Go through the records and report each line in which the word "title" occurs.

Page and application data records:
┄┄┄┄┄┄┄┄┄┄
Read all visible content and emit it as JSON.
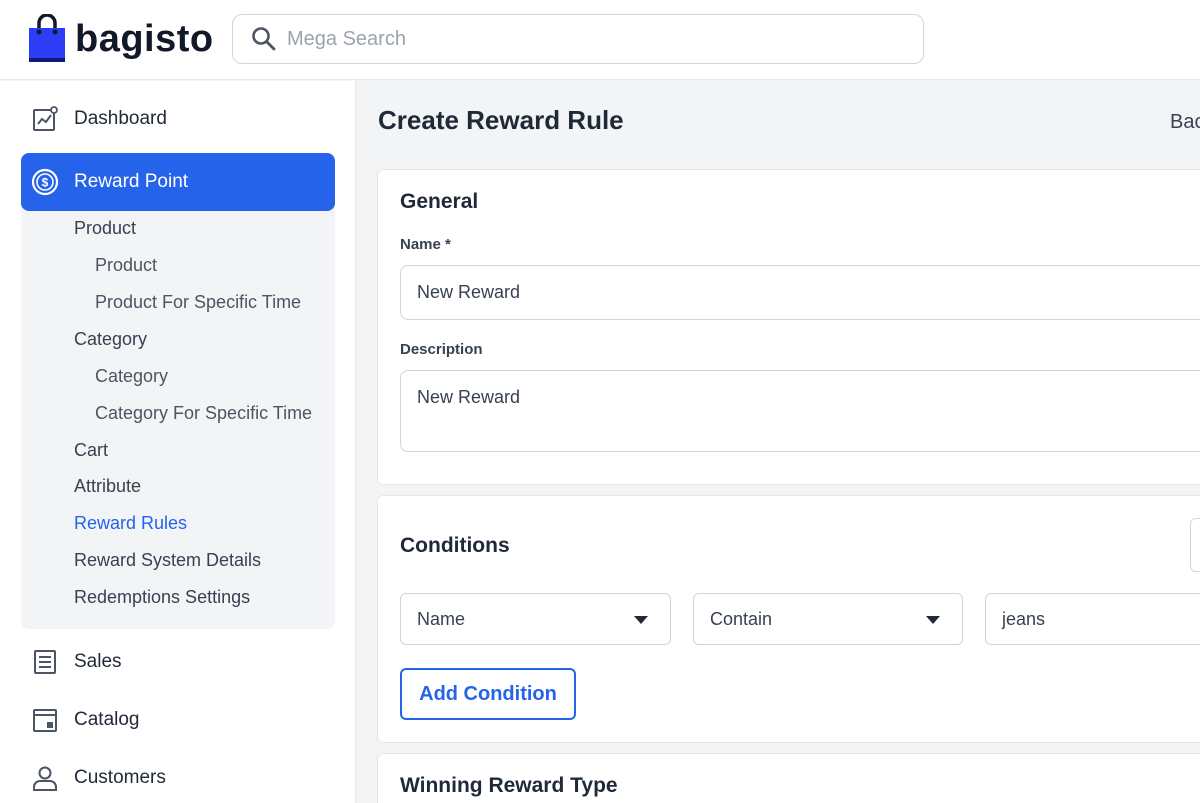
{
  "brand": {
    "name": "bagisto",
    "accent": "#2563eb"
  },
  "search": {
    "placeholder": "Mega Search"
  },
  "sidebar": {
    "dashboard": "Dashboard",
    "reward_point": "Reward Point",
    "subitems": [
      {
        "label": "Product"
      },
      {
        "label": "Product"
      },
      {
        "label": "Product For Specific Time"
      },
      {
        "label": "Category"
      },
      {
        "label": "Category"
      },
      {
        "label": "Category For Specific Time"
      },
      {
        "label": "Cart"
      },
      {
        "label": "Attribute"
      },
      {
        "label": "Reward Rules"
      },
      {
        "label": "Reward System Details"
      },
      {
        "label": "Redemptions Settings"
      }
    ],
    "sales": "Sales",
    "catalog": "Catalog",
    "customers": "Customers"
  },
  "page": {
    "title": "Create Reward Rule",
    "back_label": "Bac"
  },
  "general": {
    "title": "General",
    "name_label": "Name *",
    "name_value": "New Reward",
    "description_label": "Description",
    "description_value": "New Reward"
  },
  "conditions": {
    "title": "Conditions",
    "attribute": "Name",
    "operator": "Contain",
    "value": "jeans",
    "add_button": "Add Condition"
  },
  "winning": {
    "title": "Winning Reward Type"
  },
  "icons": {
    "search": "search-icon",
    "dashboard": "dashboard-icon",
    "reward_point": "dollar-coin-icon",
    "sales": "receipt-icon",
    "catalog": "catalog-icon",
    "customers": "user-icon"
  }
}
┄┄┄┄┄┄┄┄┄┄
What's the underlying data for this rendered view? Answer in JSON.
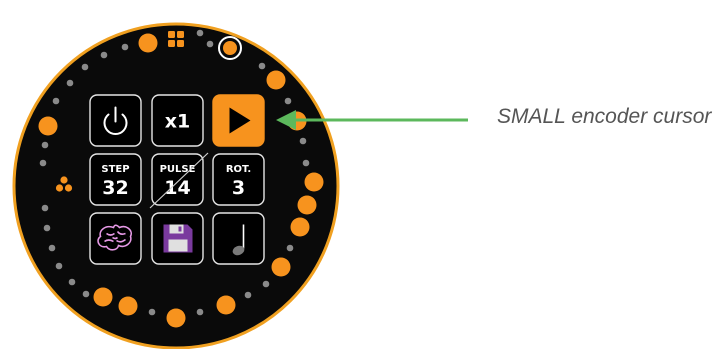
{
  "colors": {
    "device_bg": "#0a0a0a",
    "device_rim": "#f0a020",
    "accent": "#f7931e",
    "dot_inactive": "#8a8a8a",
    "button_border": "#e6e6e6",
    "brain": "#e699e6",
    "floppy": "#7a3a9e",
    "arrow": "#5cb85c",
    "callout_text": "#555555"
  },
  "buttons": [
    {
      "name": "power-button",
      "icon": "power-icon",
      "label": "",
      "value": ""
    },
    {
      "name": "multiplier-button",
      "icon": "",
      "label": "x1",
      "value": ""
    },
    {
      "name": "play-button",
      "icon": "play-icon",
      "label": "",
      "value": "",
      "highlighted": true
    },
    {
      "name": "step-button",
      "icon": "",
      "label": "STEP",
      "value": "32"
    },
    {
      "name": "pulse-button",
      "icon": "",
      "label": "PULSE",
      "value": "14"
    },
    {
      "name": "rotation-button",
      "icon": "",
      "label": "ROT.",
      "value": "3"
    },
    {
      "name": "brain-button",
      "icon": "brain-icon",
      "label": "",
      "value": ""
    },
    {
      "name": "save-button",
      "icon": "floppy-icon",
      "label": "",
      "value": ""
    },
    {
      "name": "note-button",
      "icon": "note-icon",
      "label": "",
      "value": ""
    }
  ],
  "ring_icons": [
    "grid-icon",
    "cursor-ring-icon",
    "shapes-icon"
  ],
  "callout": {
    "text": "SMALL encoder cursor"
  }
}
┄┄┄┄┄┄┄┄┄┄
SOLUTION TO THIS EXERCISE
    "title": "Create Reward Rule",
    "title": "General",
    "title": "Conditions",
    "title": "Winning Reward Type"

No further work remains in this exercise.